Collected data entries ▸
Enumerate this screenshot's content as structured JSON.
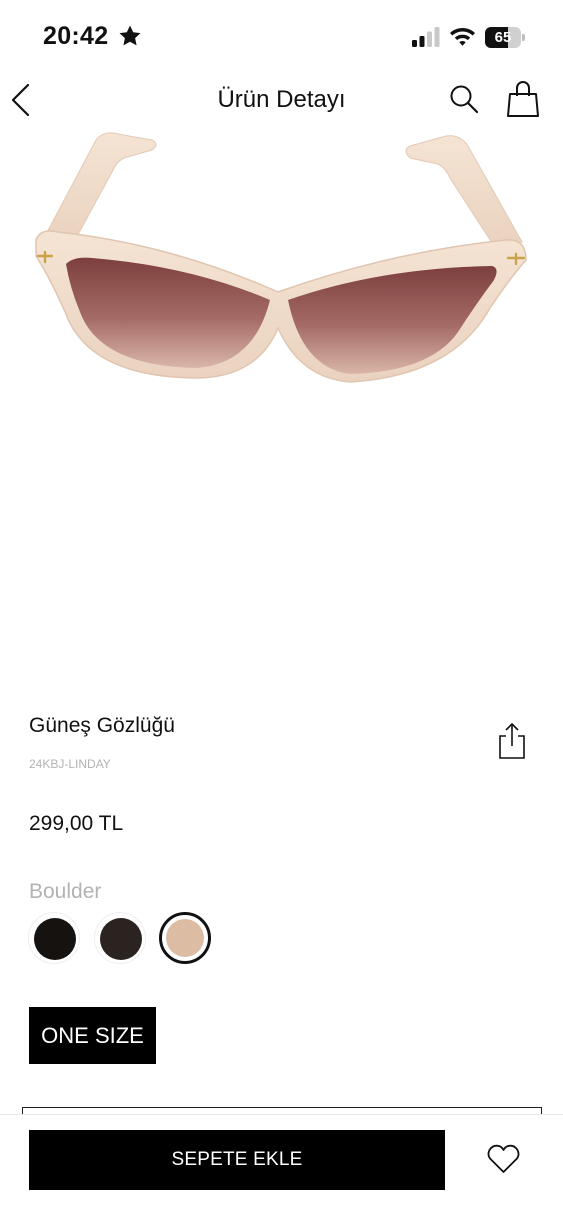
{
  "status_bar": {
    "time": "20:42",
    "battery": "65",
    "battery_level": 0.65,
    "icons": [
      "star-icon",
      "cellular-signal-icon",
      "wifi-icon",
      "battery-icon"
    ]
  },
  "header": {
    "title": "Ürün Detayı",
    "icons": [
      "chevron-left-icon",
      "search-icon",
      "shopping-bag-icon"
    ]
  },
  "product": {
    "name": "Güneş Gözlüğü",
    "code": "24KBJ-LINDAY",
    "price": "299,00 TL",
    "color_name": "Boulder",
    "swatches": [
      {
        "color": "#151210",
        "selected": false
      },
      {
        "color": "#2a2320",
        "selected": false
      },
      {
        "color": "#dcbca3",
        "selected": true
      }
    ],
    "size_label": "ONE SIZE"
  },
  "actions": {
    "add_to_cart_label": "SEPETE EKLE",
    "icons": [
      "share-icon",
      "heart-icon"
    ]
  },
  "colors": {
    "primary": "#000000",
    "muted_text": "#b3b3b3",
    "frame": "#f1dccb",
    "lens": "#8c5452"
  }
}
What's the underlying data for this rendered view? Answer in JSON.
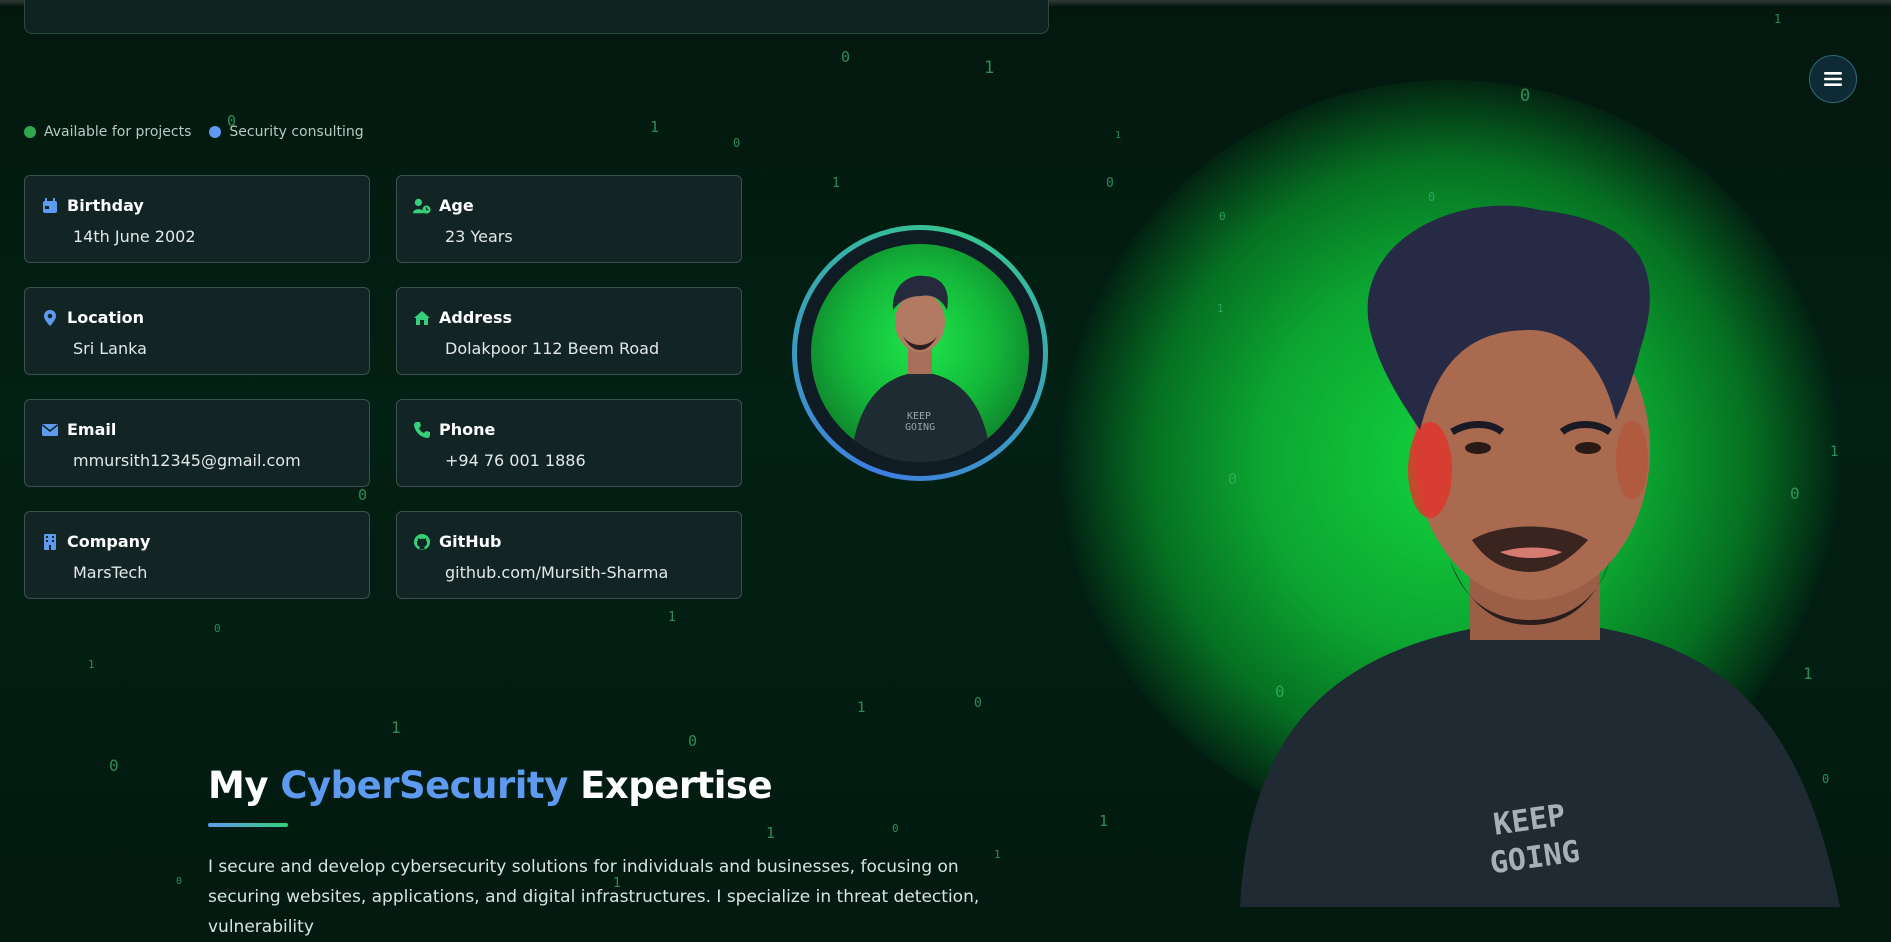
{
  "status": {
    "items": [
      {
        "label": "Available for projects",
        "color": "#2fa84f"
      },
      {
        "label": "Security consulting",
        "color": "#5d9af0"
      }
    ]
  },
  "info_cards": [
    {
      "title": "Birthday",
      "value": "14th June 2002",
      "icon": "calendar-icon"
    },
    {
      "title": "Age",
      "value": "23 Years",
      "icon": "user-clock-icon"
    },
    {
      "title": "Location",
      "value": "Sri Lanka",
      "icon": "map-pin-icon"
    },
    {
      "title": "Address",
      "value": "Dolakpoor 112 Beem Road",
      "icon": "home-icon"
    },
    {
      "title": "Email",
      "value": "mmursith12345@gmail.com",
      "icon": "envelope-icon"
    },
    {
      "title": "Phone",
      "value": "+94 76 001 1886",
      "icon": "phone-icon"
    },
    {
      "title": "Company",
      "value": "MarsTech",
      "icon": "building-icon"
    },
    {
      "title": "GitHub",
      "value": "github.com/Mursith-Sharma",
      "icon": "github-icon"
    }
  ],
  "expertise": {
    "title_pre": "My",
    "title_accent": "CyberSecurity",
    "title_post": "Expertise",
    "paragraph": "I secure and develop cybersecurity solutions for individuals and businesses, focusing on securing websites, applications, and digital infrastructures. I specialize in threat detection, vulnerability"
  },
  "matrix_digits": [
    "0",
    "1",
    "0",
    "1",
    "0",
    "1",
    "0",
    "1",
    "0",
    "1",
    "0",
    "1",
    "0",
    "0",
    "1",
    "1",
    "0",
    "1",
    "0",
    "1",
    "0",
    "1",
    "0",
    "1",
    "0",
    "1",
    "1",
    "0",
    "1",
    "0",
    "1",
    "1",
    "0",
    "0",
    "1",
    "0",
    "1",
    "1",
    "0",
    "1",
    "1",
    "0",
    "1",
    "0",
    "0",
    "1",
    "0",
    "1"
  ],
  "colors": {
    "accent_blue": "#5d9af0",
    "accent_green": "#34d07a",
    "icon_blue": "#5d9af0",
    "icon_green": "#34d07a",
    "background": "#021a10"
  }
}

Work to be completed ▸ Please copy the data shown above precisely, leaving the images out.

Answer section ▸
Enumerate this screenshot's content as structured JSON.
{
  "status_bar": {
    "time": "20:42",
    "battery": "65",
    "battery_level": 0.65,
    "icons": [
      "star-icon",
      "cellular-signal-icon",
      "wifi-icon",
      "battery-icon"
    ]
  },
  "header": {
    "title": "Ürün Detayı",
    "icons": [
      "chevron-left-icon",
      "search-icon",
      "shopping-bag-icon"
    ]
  },
  "product": {
    "name": "Güneş Gözlüğü",
    "code": "24KBJ-LINDAY",
    "price": "299,00 TL",
    "color_name": "Boulder",
    "swatches": [
      {
        "color": "#151210",
        "selected": false
      },
      {
        "color": "#2a2320",
        "selected": false
      },
      {
        "color": "#dcbca3",
        "selected": true
      }
    ],
    "size_label": "ONE SIZE"
  },
  "actions": {
    "add_to_cart_label": "SEPETE EKLE",
    "icons": [
      "share-icon",
      "heart-icon"
    ]
  },
  "colors": {
    "primary": "#000000",
    "muted_text": "#b3b3b3",
    "frame": "#f1dccb",
    "lens": "#8c5452"
  }
}
What's the underlying data for this rendered view? Answer in JSON.
{
  "status": {
    "items": [
      {
        "label": "Available for projects",
        "color": "#2fa84f"
      },
      {
        "label": "Security consulting",
        "color": "#5d9af0"
      }
    ]
  },
  "info_cards": [
    {
      "title": "Birthday",
      "value": "14th June 2002",
      "icon": "calendar-icon"
    },
    {
      "title": "Age",
      "value": "23 Years",
      "icon": "user-clock-icon"
    },
    {
      "title": "Location",
      "value": "Sri Lanka",
      "icon": "map-pin-icon"
    },
    {
      "title": "Address",
      "value": "Dolakpoor 112 Beem Road",
      "icon": "home-icon"
    },
    {
      "title": "Email",
      "value": "mmursith12345@gmail.com",
      "icon": "envelope-icon"
    },
    {
      "title": "Phone",
      "value": "+94 76 001 1886",
      "icon": "phone-icon"
    },
    {
      "title": "Company",
      "value": "MarsTech",
      "icon": "building-icon"
    },
    {
      "title": "GitHub",
      "value": "github.com/Mursith-Sharma",
      "icon": "github-icon"
    }
  ],
  "expertise": {
    "title_pre": "My",
    "title_accent": "CyberSecurity",
    "title_post": "Expertise",
    "paragraph": "I secure and develop cybersecurity solutions for individuals and businesses, focusing on securing websites, applications, and digital infrastructures. I specialize in threat detection, vulnerability"
  },
  "matrix_digits": [
    "0",
    "1",
    "0",
    "1",
    "0",
    "1",
    "0",
    "1",
    "0",
    "1",
    "0",
    "1",
    "0",
    "0",
    "1",
    "1",
    "0",
    "1",
    "0",
    "1",
    "0",
    "1",
    "0",
    "1",
    "0",
    "1",
    "1",
    "0",
    "1",
    "0",
    "1",
    "1",
    "0",
    "0",
    "1",
    "0",
    "1",
    "1",
    "0",
    "1",
    "1",
    "0",
    "1",
    "0",
    "0",
    "1",
    "0",
    "1"
  ],
  "colors": {
    "accent_blue": "#5d9af0",
    "accent_green": "#34d07a",
    "icon_blue": "#5d9af0",
    "icon_green": "#34d07a",
    "background": "#021a10"
  }
}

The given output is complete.